Exercise goal:
In the data below, locate each line with the word "beta" and list it.
Start of Material for this exercise
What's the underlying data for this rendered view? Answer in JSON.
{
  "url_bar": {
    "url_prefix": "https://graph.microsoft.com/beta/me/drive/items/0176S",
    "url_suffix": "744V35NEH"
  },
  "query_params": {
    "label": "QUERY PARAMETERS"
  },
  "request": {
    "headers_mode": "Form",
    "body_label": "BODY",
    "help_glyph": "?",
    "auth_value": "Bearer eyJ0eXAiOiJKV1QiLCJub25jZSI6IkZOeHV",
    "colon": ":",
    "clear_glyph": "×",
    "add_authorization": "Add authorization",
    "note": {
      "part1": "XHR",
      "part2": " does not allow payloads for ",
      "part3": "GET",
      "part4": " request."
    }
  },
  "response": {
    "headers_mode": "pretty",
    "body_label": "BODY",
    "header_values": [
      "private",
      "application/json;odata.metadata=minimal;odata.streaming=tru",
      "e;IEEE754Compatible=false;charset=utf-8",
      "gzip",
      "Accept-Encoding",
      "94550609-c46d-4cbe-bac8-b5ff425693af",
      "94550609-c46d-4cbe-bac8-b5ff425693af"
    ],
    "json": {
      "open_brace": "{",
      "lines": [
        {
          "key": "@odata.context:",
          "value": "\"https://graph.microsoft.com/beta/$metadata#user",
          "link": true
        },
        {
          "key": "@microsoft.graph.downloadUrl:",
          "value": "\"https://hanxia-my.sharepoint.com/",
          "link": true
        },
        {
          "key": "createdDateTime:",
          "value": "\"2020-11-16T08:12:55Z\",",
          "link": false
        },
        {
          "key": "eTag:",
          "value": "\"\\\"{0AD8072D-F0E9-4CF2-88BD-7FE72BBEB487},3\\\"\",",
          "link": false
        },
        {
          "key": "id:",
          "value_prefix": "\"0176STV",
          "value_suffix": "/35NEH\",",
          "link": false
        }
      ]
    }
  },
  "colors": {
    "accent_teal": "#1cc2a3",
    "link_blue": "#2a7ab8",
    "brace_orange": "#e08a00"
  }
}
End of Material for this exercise
Exercise answer:
    "url_prefix": "https://graph.microsoft.com/beta/me/drive/items/0176S",
          "value": "\"https://graph.microsoft.com/beta/$metadata#user",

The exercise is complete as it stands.